--- Task to carry out ---
Where in the listing does the string "selected" appear? Copy every line that holds it.

====

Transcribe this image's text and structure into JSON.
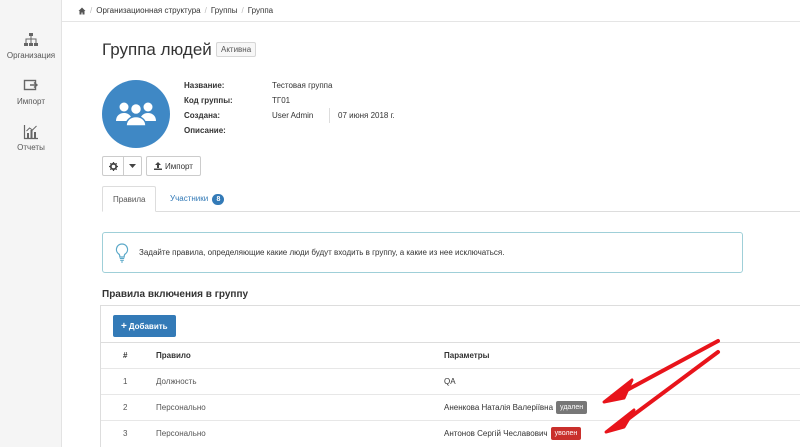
{
  "sidebar": {
    "items": [
      {
        "label": "Организация",
        "icon": "org-tree-icon"
      },
      {
        "label": "Импорт",
        "icon": "import-icon"
      },
      {
        "label": "Отчеты",
        "icon": "chart-icon"
      }
    ]
  },
  "breadcrumb": {
    "items": [
      "Организационная структура",
      "Группы",
      "Группа"
    ]
  },
  "page": {
    "title": "Группа людей",
    "status": "Активна"
  },
  "info": {
    "name_label": "Название:",
    "name_value": "Тестовая группа",
    "code_label": "Код группы:",
    "code_value": "ТГ01",
    "created_label": "Создана:",
    "created_by": "User Admin",
    "created_date": "07 июня 2018 г.",
    "desc_label": "Описание:"
  },
  "toolbar": {
    "import_label": "Импорт"
  },
  "tabs": {
    "rules": "Правила",
    "members": "Участники",
    "members_count": "8"
  },
  "notice": {
    "text": "Задайте правила, определяющие какие люди будут входить в группу, а какие из нее исключаться."
  },
  "inclusion": {
    "title": "Правила включения в группу",
    "add_label": "Добавить",
    "columns": {
      "num": "#",
      "rule": "Правило",
      "params": "Параметры"
    },
    "rows": [
      {
        "num": "1",
        "rule": "Должность",
        "params": "QA",
        "badge": ""
      },
      {
        "num": "2",
        "rule": "Персонально",
        "params": "Аненкова Наталія Валеріївна",
        "badge": "удален"
      },
      {
        "num": "3",
        "rule": "Персонально",
        "params": "Антонов Сергій Чеславович",
        "badge": "уволен"
      }
    ]
  },
  "colors": {
    "primary": "#337ab7",
    "avatar": "#3f88c5",
    "badge_removed": "#777777",
    "badge_fired": "#c9302c",
    "arrow": "#e8141b"
  }
}
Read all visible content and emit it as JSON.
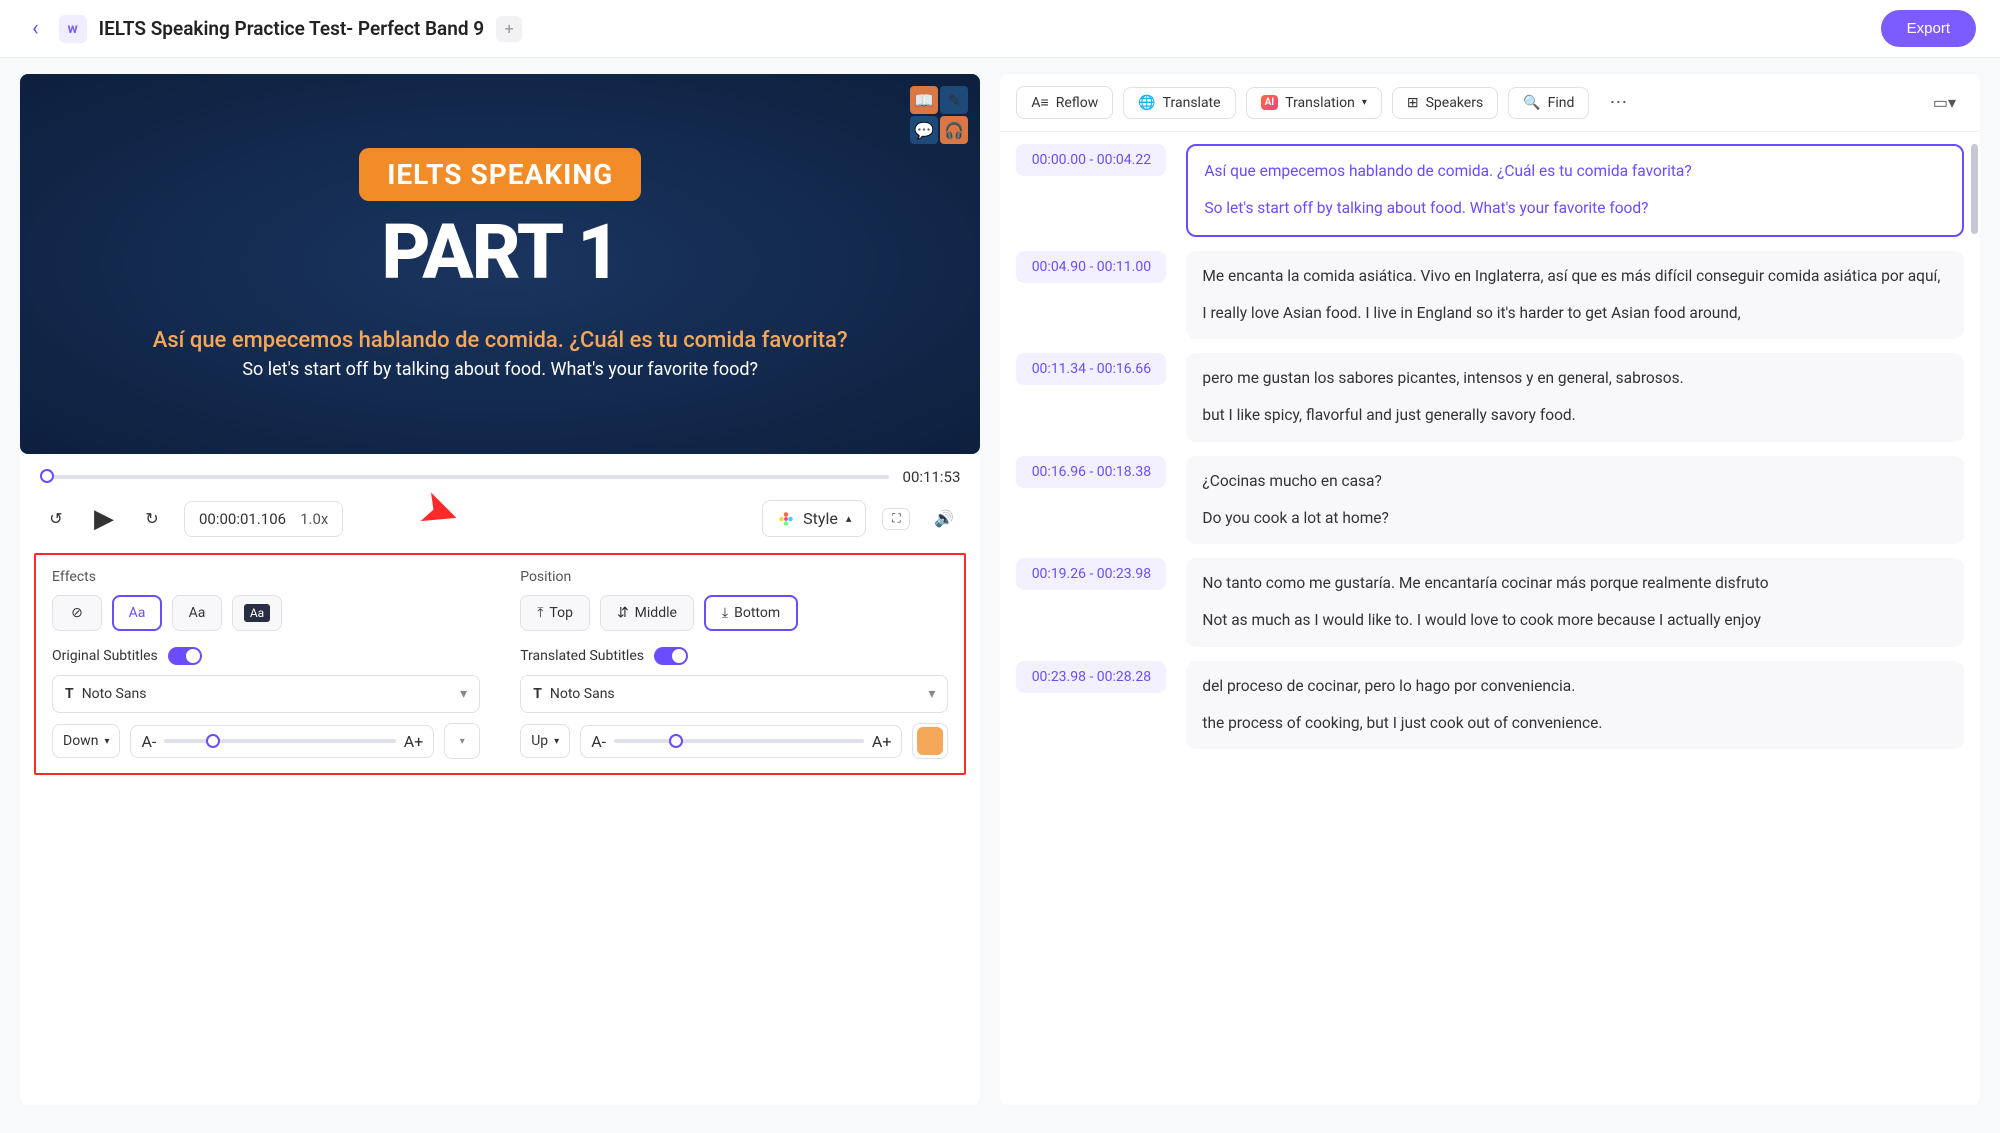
{
  "header": {
    "doc_title": "IELTS Speaking Practice Test- Perfect Band 9",
    "export_label": "Export"
  },
  "video": {
    "pill_text": "IELTS SPEAKING",
    "big_text": "PART 1",
    "sub_translated": "Así que empecemos hablando de comida. ¿Cuál es tu comida favorita?",
    "sub_original": "So let's start off by talking about food. What's your favorite food?",
    "total_time": "00:11:53",
    "current_time": "00:00:01.106",
    "speed": "1.0x",
    "style_label": "Style"
  },
  "style_panel": {
    "effects_label": "Effects",
    "position_label": "Position",
    "pos_top": "Top",
    "pos_middle": "Middle",
    "pos_bottom": "Bottom",
    "original_subs_label": "Original Subtitles",
    "translated_subs_label": "Translated Subtitles",
    "font_name": "Noto Sans",
    "dir_down": "Down",
    "dir_up": "Up",
    "size_minus": "A-",
    "size_plus": "A+",
    "swatch_color": "#f5a75a"
  },
  "toolbar": {
    "reflow": "Reflow",
    "translate": "Translate",
    "translation": "Translation",
    "speakers": "Speakers",
    "find": "Find"
  },
  "transcript": [
    {
      "time": "00:00.00 - 00:04.22",
      "translated": "Así que empecemos hablando de comida. ¿Cuál es tu comida favorita?",
      "original": "So let's start off by talking about food. What's your favorite food?",
      "selected": true
    },
    {
      "time": "00:04.90 - 00:11.00",
      "translated": "Me encanta la comida asiática. Vivo en Inglaterra, así que es más difícil conseguir comida asiática por aquí,",
      "original": "I really love Asian food. I live in England so it's harder to get Asian food around,"
    },
    {
      "time": "00:11.34 - 00:16.66",
      "translated": "pero me gustan los sabores picantes, intensos y en general, sabrosos.",
      "original": "but I like spicy, flavorful and just generally savory food."
    },
    {
      "time": "00:16.96 - 00:18.38",
      "translated": "¿Cocinas mucho en casa?",
      "original": "Do you cook a lot at home?"
    },
    {
      "time": "00:19.26 - 00:23.98",
      "translated": "No tanto como me gustaría. Me encantaría cocinar más porque realmente disfruto",
      "original": "Not as much as I would like to. I would love to cook more because I actually enjoy"
    },
    {
      "time": "00:23.98 - 00:28.28",
      "translated": "del proceso de cocinar, pero lo hago por conveniencia.",
      "original": "the process of cooking, but I just cook out of convenience."
    }
  ]
}
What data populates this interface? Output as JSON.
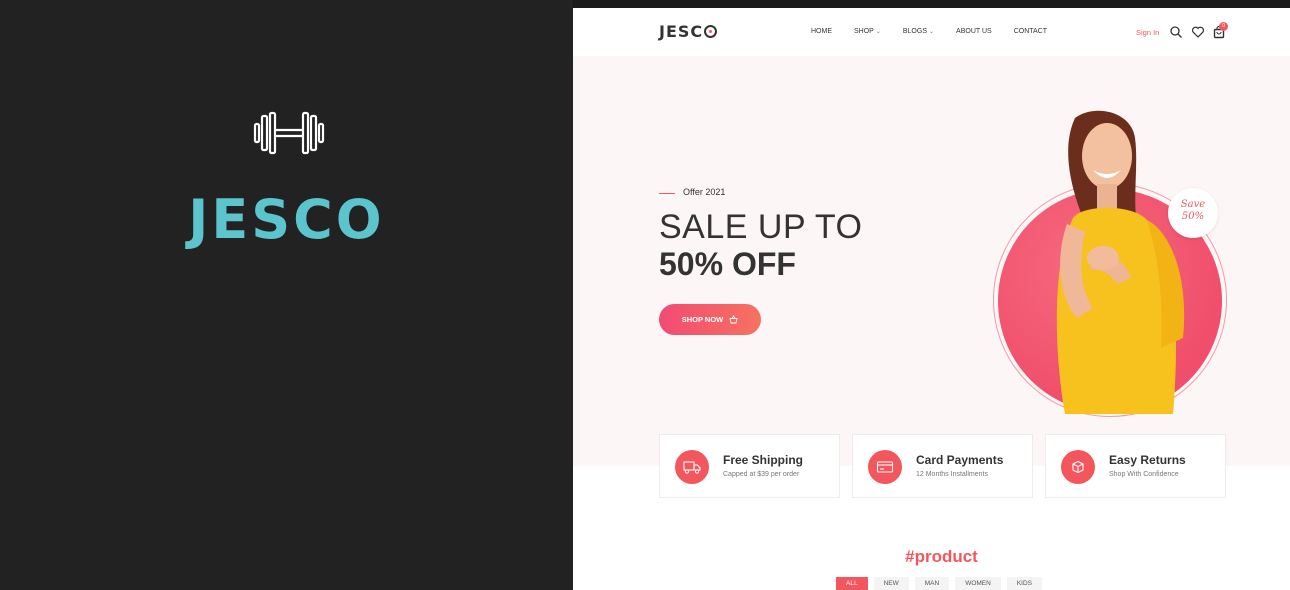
{
  "brand": {
    "icon": "dumbbell-icon",
    "wordmark": "JESCO",
    "wordmark_color": "#5bc4cc"
  },
  "header": {
    "logo": "JESC",
    "logo_o": "O",
    "nav": [
      {
        "label": "HOME",
        "has_dropdown": false
      },
      {
        "label": "SHOP",
        "has_dropdown": true
      },
      {
        "label": "BLOGS",
        "has_dropdown": true
      },
      {
        "label": "ABOUT US",
        "has_dropdown": false
      },
      {
        "label": "CONTACT",
        "has_dropdown": false
      }
    ],
    "sign_in": "Sign In",
    "icons": [
      "search-icon",
      "heart-icon",
      "cart-icon"
    ],
    "cart_count": "0"
  },
  "hero": {
    "offer": "Offer 2021",
    "title_line1": "SALE UP TO",
    "title_line2": "50% OFF",
    "button_label": "SHOP NOW",
    "badge_line1": "Save",
    "badge_line2": "50%"
  },
  "features": [
    {
      "icon": "truck-icon",
      "title": "Free Shipping",
      "subtitle": "Capped at $39 per order"
    },
    {
      "icon": "card-icon",
      "title": "Card Payments",
      "subtitle": "12 Months Installments"
    },
    {
      "icon": "return-box-icon",
      "title": "Easy Returns",
      "subtitle": "Shop With Confidence"
    }
  ],
  "product": {
    "title": "#product",
    "tabs": [
      "ALL",
      "NEW",
      "MAN",
      "WOMEN",
      "KIDS"
    ],
    "active_tab": "ALL"
  },
  "colors": {
    "accent": "#f3565d",
    "dark_panel": "#222222",
    "hero_bg": "#fcf7f6",
    "brand_teal": "#5bc4cc"
  }
}
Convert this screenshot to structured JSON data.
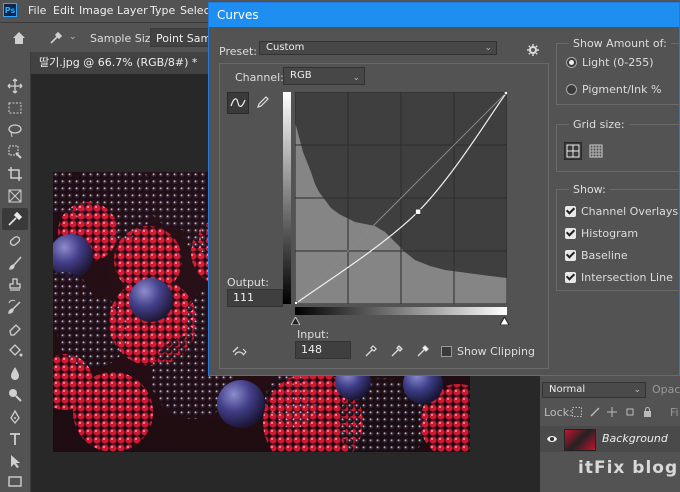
{
  "menubar": {
    "logo": "Ps",
    "items": [
      "File",
      "Edit",
      "Image",
      "Layer",
      "Type",
      "Select"
    ]
  },
  "options": {
    "sample_size_label": "Sample Size:",
    "sample_size_value": "Point Sample"
  },
  "document": {
    "tab_title": "딸기.jpg @ 66.7% (RGB/8#) *"
  },
  "curves": {
    "title": "Curves",
    "preset_label": "Preset:",
    "preset_value": "Custom",
    "channel_label": "Channel:",
    "channel_value": "RGB",
    "output_label": "Output:",
    "output_value": "111",
    "input_label": "Input:",
    "input_value": "148",
    "show_clipping_label": "Show Clipping",
    "show_clipping_checked": false,
    "show_amount": {
      "title": "Show Amount of:",
      "option_light": "Light  (0-255)",
      "option_pigment": "Pigment/Ink %",
      "selected": "light"
    },
    "grid_size": {
      "title": "Grid size:",
      "selected": "simple"
    },
    "show": {
      "title": "Show:",
      "items": [
        {
          "label": "Channel Overlays",
          "checked": true
        },
        {
          "label": "Histogram",
          "checked": true
        },
        {
          "label": "Baseline",
          "checked": true
        },
        {
          "label": "Intersection Line",
          "checked": true
        }
      ]
    },
    "curve_points": [
      {
        "input": 0,
        "output": 0
      },
      {
        "input": 148,
        "output": 111
      },
      {
        "input": 255,
        "output": 255
      }
    ]
  },
  "layers": {
    "blend_mode": "Normal",
    "opacity_label": "Opaci",
    "lock_label": "Lock:",
    "fill_label": "Fi",
    "layer_name": "Background"
  },
  "watermark": "itFix blog",
  "colors": {
    "accent": "#1f8ef1",
    "panel": "#535353",
    "workspace": "#282828"
  }
}
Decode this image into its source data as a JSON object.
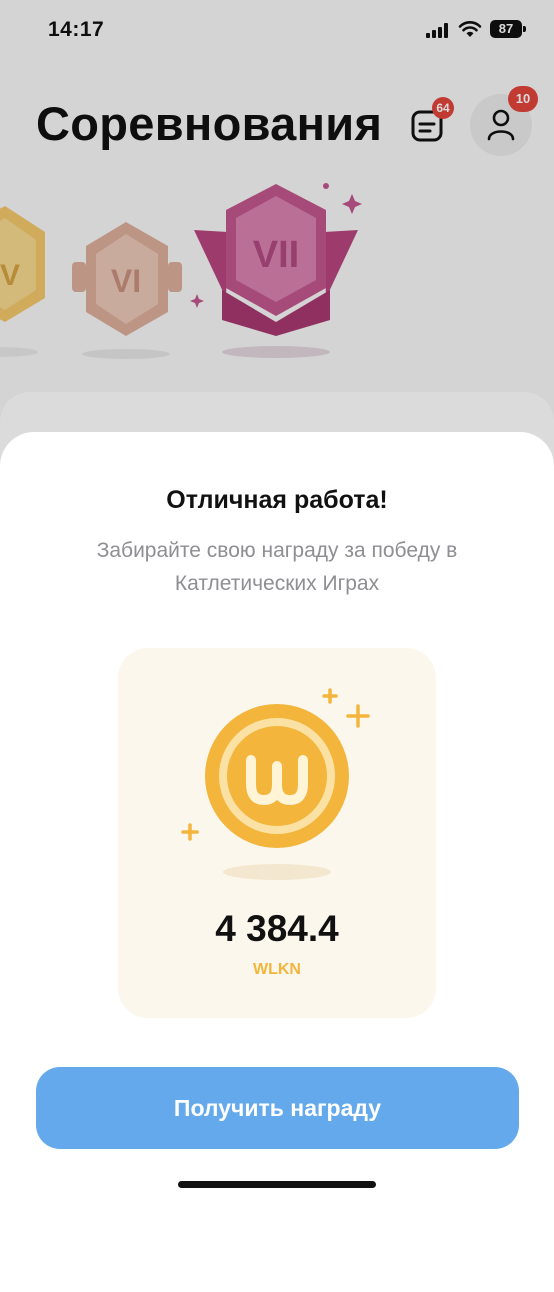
{
  "status_bar": {
    "time": "14:17",
    "battery": "87"
  },
  "header": {
    "title": "Соревнования",
    "chat_badge": "64",
    "profile_badge": "10"
  },
  "medals": [
    {
      "label": "V",
      "color": "#f1c86b"
    },
    {
      "label": "VI",
      "color": "#e6b8a6"
    },
    {
      "label": "VII",
      "color": "#c2578f"
    }
  ],
  "reward_sheet": {
    "title": "Отличная работа!",
    "subtitle": "Забирайте свою награду за победу в Катлетических Играх",
    "amount": "4 384.4",
    "currency": "WLKN",
    "claim_button": "Получить награду"
  },
  "colors": {
    "accent_button": "#64a9ec",
    "coin": "#f3b53c",
    "badge": "#e2453c",
    "card_bg": "#fcf7ec"
  }
}
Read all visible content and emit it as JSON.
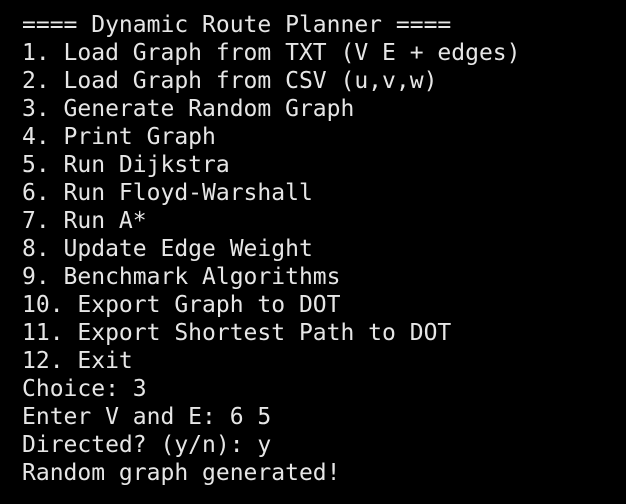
{
  "terminal": {
    "foreground": "#e6e6e6",
    "background": "#000000",
    "lines": [
      "==== Dynamic Route Planner ====",
      "1. Load Graph from TXT (V E + edges)",
      "2. Load Graph from CSV (u,v,w)",
      "3. Generate Random Graph",
      "4. Print Graph",
      "5. Run Dijkstra",
      "6. Run Floyd-Warshall",
      "7. Run A*",
      "8. Update Edge Weight",
      "9. Benchmark Algorithms",
      "10. Export Graph to DOT",
      "11. Export Shortest Path to DOT",
      "12. Exit",
      "Choice: 3",
      "Enter V and E: 6 5",
      "Directed? (y/n): y",
      "Random graph generated!"
    ]
  }
}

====

--- Solution to this exercise ---
      "selected": true
      "selected": "light"
      "selected": "simple"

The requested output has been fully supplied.